I wake up in the morning and I say Ahh! Today’s the day for a song!
~Brian Wilson, the Beach Boys
I went on a rambling road trip last week to search for some migrating waterfowl and shoot a few images of something other than the weird bugs and fungi I have photographed recently (not that there’s anything wrong with that:) I started my quest at Chincoteague National Wildlife Refuge in Virginia. I drove out next to the beach at sunset and found several gulls resting in the late afternoon sunshine. One immature gull was perched on a sign post next to the parking lot.
As I pulled up, the bird gave me the… well, an apparent opinion on my presence, or was it? It opened its beak wide, closed it, and repeated. Another car came by and my friend flew off leaving me wondering about this behavior. I have seen it before, especially in gulls…a repeated opening and closing of the beak while seemingly resting on the beach.
I found another group of gulls just down the beach that were enjoying a late afternoon bath in a freshwater pool in the sand. I shot a few pictures out the window, and then…
…another gape. So, is it me? Am I that boring? Is it a yawn? An online search that evening yielded little in terms of an explanation. When searching about birds using the term, “gape”, which to me means to open wide, the discussion was instead on the technical term relating to a part of a bird’s anatomy. The gape is the interior of the open mouth of a bird. It is common for the young of many species of birds to have brightly colored gapes which is believed to induce feeding by parent birds. When I googled gulls opening and closing their beak rapidly, I got things like threat displays of some birds, begging for food by young (and, in some species, females that are being wooed by a male), and the possibility of something being stuck in the throat of the bird with mouth ajar. There is even a parasitic nematode that irritates the trachea of an infected bird causing a disease known as “the gapes”. But, it seems like that is more prevalent in young poultry and pheasants.
So, I guess I am still unclear as to why the gulls are doing this. The light was fading, and as I started to head back to the hotel I noticed a Royal Tern sitting atop a low dune.

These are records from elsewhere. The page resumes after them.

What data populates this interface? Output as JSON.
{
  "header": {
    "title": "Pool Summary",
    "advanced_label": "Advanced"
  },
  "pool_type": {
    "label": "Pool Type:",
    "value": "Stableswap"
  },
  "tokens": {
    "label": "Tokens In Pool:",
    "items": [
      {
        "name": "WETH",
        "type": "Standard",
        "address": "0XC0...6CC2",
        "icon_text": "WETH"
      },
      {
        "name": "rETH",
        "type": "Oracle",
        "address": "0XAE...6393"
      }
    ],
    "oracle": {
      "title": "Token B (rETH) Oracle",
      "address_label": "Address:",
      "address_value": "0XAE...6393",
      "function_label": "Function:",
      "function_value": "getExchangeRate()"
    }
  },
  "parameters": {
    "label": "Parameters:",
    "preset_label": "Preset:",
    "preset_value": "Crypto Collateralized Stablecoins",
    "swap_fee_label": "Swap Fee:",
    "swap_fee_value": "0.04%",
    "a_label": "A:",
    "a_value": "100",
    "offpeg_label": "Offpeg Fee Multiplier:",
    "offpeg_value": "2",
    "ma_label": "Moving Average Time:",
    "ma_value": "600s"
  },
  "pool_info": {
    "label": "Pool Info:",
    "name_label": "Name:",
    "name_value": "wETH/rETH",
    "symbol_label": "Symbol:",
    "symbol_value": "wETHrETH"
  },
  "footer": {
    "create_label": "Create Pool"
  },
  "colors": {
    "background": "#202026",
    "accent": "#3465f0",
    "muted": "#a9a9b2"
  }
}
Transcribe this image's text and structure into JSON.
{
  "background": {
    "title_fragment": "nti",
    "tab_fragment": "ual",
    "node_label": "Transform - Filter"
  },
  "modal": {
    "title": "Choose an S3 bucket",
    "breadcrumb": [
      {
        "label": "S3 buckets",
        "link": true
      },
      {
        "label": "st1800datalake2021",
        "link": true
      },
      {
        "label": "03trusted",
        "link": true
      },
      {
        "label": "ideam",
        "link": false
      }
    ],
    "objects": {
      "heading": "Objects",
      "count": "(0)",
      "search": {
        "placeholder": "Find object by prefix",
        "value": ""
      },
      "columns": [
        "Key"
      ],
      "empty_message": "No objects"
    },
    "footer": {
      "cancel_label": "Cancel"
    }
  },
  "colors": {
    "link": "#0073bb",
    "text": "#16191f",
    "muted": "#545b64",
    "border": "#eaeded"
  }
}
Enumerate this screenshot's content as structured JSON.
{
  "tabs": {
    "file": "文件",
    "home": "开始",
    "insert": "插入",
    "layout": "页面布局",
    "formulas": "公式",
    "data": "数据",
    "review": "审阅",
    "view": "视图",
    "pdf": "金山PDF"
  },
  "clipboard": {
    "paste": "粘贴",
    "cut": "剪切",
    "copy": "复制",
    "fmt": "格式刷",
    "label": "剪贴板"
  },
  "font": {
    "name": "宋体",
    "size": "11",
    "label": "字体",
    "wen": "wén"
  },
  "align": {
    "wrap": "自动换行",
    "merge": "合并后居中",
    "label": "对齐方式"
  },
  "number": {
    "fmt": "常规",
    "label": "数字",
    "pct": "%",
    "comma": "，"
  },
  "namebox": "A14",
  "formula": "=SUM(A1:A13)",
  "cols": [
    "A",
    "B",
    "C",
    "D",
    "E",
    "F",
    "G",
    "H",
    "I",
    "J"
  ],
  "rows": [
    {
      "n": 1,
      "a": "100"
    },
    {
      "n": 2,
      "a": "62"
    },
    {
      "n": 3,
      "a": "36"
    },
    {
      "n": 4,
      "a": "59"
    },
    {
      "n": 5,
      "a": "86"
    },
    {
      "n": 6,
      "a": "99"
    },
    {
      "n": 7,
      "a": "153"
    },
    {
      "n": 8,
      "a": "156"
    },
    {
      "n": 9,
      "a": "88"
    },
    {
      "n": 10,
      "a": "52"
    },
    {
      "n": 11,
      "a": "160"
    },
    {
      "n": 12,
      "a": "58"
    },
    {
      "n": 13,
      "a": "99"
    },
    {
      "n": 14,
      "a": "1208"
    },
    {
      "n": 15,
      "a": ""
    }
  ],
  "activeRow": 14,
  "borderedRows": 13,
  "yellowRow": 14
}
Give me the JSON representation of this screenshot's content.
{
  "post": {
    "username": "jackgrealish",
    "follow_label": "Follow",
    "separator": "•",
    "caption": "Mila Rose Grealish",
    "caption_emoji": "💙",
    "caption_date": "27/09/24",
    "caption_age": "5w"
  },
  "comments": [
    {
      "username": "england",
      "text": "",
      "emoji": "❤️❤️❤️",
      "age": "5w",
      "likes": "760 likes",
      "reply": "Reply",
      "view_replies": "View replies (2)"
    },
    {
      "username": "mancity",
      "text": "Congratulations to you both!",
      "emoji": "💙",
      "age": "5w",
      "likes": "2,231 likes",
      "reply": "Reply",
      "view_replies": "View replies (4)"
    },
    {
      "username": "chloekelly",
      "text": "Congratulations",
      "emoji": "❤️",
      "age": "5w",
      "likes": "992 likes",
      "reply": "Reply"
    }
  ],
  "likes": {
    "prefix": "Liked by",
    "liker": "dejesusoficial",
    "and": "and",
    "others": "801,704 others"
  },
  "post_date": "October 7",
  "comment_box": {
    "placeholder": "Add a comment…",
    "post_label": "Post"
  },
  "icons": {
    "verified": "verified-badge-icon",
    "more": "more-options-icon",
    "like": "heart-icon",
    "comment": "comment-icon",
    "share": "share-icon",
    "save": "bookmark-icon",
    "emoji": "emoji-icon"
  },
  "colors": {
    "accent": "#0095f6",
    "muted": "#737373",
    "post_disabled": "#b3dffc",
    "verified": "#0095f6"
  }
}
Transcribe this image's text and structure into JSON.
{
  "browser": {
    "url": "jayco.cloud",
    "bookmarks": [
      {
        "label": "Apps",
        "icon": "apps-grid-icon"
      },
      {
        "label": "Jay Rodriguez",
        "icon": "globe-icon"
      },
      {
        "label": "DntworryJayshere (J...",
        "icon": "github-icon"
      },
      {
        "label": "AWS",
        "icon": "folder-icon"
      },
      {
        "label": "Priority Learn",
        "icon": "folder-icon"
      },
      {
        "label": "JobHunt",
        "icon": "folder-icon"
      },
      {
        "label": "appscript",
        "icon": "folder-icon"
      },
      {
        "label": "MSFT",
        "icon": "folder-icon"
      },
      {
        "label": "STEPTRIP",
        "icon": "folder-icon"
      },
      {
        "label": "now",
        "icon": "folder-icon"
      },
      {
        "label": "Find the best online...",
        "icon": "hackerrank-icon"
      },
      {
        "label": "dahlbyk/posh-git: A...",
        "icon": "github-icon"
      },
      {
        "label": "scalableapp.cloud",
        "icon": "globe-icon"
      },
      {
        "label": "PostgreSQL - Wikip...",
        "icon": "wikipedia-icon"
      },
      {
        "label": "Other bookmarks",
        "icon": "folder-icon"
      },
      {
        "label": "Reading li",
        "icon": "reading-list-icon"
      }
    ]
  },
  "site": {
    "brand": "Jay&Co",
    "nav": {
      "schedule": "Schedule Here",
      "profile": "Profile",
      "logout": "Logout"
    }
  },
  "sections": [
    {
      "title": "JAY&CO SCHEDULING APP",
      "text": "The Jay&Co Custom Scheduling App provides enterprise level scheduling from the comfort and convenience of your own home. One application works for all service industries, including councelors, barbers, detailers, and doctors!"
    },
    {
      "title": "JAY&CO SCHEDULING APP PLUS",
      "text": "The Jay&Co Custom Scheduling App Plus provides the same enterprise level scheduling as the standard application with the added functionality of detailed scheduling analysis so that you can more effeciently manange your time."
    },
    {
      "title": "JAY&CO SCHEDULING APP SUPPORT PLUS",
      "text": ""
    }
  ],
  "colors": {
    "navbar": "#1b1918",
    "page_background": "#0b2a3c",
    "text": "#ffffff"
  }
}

As I pulled up…yup, he gave me the gape. Maybe I am overthinking this, and it really is just a sigh of relief, or a yawn, after a long hard day. If I check, they are probably doing the same thing on Monday mornings. I think I remember seeing that in some of my human counterparts back at the museum.